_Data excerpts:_
# # # # # # #
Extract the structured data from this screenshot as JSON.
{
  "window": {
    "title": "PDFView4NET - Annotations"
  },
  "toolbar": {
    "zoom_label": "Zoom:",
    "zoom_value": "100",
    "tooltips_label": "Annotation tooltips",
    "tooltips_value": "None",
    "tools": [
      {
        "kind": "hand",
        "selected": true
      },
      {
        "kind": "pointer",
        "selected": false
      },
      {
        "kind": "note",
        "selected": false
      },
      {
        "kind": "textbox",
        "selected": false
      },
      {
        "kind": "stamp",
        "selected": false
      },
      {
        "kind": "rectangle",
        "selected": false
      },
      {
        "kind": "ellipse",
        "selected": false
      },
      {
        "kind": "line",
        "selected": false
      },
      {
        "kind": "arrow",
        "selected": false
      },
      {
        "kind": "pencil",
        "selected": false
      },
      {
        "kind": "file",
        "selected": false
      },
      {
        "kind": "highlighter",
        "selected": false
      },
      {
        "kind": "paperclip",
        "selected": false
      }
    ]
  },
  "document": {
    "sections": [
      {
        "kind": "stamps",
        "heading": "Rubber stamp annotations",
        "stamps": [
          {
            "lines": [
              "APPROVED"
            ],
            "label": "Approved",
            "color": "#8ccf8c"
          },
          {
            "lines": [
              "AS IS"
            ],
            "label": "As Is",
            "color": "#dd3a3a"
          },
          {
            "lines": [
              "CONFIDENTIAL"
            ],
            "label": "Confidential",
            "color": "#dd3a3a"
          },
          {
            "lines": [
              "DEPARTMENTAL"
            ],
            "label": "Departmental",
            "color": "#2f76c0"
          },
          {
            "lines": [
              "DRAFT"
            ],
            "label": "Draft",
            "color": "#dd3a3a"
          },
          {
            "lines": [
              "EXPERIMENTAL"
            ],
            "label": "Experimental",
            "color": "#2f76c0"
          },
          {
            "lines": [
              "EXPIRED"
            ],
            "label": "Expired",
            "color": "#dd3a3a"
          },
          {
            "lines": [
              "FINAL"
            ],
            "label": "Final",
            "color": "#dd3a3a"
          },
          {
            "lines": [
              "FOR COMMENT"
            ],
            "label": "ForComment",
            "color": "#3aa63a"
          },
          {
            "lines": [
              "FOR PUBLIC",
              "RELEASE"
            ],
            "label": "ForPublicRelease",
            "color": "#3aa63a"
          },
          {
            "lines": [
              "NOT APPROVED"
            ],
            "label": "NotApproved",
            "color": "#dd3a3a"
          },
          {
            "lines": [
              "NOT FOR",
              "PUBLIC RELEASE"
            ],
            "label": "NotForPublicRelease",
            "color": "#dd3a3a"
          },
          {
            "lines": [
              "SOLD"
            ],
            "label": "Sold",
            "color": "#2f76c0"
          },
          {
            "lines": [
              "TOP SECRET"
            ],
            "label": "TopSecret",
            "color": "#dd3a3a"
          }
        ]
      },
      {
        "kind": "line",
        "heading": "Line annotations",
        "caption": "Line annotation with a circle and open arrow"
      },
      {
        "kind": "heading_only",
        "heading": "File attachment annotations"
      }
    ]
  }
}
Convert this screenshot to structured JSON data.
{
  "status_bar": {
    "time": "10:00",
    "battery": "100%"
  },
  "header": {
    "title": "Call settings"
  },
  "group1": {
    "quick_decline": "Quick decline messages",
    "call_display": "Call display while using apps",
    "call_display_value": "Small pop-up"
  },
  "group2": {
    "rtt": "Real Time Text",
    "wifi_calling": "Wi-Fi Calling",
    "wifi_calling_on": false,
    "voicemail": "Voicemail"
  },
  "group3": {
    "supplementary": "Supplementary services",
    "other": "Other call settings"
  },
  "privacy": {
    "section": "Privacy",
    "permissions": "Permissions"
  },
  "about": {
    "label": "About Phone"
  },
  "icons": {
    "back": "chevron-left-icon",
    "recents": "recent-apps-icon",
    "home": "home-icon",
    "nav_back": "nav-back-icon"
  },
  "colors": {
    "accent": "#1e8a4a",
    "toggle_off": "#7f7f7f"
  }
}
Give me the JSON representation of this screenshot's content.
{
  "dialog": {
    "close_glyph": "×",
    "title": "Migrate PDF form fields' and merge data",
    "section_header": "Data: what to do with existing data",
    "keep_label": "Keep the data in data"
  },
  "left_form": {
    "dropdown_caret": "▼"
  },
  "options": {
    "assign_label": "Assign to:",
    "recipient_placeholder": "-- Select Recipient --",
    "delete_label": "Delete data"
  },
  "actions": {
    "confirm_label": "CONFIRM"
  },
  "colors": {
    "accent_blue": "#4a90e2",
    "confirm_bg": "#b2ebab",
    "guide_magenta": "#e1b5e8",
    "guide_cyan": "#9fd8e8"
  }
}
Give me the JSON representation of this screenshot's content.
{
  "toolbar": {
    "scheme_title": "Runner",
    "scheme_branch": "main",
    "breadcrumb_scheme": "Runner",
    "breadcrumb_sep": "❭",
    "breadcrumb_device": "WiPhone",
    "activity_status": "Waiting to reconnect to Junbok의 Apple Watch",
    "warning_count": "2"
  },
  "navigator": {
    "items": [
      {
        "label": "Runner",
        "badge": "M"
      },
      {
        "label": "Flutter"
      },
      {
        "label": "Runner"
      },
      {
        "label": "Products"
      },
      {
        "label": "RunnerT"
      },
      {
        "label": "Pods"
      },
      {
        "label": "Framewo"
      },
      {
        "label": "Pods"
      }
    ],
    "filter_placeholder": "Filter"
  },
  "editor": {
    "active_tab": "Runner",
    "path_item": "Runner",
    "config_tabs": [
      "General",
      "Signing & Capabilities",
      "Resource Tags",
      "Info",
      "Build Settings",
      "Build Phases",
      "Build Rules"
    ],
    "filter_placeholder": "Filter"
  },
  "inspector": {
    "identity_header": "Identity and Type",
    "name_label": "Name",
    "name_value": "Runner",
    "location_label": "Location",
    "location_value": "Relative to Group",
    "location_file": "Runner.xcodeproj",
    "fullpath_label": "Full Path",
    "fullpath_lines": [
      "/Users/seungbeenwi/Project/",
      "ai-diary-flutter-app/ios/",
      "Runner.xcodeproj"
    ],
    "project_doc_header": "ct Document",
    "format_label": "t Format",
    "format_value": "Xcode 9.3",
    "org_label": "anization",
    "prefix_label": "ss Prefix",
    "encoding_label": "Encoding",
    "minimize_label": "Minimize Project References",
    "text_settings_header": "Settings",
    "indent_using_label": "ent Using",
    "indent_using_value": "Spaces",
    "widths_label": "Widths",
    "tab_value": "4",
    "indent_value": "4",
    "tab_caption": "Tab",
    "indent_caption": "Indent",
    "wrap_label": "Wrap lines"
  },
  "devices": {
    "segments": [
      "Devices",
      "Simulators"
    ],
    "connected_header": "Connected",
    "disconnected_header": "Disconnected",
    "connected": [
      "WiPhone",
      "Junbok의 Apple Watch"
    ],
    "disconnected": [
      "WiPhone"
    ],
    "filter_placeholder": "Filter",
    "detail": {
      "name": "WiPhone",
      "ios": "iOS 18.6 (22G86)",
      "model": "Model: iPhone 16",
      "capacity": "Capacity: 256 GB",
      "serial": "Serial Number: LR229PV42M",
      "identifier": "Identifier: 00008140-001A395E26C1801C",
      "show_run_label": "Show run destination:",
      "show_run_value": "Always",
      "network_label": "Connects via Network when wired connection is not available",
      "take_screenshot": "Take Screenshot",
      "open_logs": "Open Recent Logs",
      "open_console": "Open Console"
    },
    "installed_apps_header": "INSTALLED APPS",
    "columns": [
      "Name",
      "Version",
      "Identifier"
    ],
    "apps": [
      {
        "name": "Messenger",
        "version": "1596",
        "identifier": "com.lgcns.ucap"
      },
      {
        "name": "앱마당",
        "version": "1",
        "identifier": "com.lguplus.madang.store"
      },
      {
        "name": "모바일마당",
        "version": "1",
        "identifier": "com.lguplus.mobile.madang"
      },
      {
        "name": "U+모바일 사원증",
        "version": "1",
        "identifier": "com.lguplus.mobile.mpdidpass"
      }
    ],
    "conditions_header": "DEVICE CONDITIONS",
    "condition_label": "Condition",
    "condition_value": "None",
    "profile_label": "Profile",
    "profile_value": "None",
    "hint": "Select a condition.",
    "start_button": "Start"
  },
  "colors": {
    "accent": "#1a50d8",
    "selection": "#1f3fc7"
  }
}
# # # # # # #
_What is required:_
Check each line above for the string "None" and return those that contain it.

_Completed task:_
    "tooltips_value": "None",
    "condition_value": "None",
    "profile_value": "None",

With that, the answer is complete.